Segment Open

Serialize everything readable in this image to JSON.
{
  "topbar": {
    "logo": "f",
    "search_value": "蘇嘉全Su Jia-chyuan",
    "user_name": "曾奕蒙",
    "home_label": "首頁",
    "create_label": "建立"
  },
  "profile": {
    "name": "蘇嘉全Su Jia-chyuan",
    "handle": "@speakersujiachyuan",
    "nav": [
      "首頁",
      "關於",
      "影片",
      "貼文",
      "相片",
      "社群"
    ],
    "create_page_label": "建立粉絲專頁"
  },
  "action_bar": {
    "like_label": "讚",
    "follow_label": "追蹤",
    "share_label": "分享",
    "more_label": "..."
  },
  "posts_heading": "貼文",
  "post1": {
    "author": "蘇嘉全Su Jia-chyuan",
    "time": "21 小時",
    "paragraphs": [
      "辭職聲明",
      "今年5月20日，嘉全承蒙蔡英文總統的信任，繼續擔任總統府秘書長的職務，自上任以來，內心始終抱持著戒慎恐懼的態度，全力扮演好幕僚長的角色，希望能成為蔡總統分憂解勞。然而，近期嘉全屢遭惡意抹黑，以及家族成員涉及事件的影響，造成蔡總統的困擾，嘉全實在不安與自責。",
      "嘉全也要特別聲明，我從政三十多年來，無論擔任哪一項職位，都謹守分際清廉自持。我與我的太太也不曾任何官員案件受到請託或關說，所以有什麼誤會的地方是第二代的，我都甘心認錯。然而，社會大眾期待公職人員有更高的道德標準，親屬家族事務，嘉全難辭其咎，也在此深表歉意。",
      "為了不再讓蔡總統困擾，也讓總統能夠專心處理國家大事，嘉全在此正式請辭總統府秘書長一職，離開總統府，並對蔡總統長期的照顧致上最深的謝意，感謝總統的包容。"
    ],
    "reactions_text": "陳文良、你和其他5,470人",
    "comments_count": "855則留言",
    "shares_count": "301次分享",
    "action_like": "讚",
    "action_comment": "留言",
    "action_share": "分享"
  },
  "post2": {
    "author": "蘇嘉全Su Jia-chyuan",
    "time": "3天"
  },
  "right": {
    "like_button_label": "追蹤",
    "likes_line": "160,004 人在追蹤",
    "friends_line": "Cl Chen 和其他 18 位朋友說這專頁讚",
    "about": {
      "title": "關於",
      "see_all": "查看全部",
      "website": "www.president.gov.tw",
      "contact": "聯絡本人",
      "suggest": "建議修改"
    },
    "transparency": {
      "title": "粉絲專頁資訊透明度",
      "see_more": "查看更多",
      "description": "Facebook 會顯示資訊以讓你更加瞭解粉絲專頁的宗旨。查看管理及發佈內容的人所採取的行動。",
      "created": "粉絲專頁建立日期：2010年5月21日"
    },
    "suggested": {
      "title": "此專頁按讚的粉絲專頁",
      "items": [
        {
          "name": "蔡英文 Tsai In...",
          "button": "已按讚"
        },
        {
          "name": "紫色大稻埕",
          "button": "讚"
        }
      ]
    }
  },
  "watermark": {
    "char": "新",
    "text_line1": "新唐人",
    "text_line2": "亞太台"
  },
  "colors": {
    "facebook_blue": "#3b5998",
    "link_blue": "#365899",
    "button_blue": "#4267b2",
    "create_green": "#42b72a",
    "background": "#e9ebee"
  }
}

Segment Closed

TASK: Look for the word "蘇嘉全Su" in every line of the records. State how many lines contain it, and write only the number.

ANSWER AREA: 4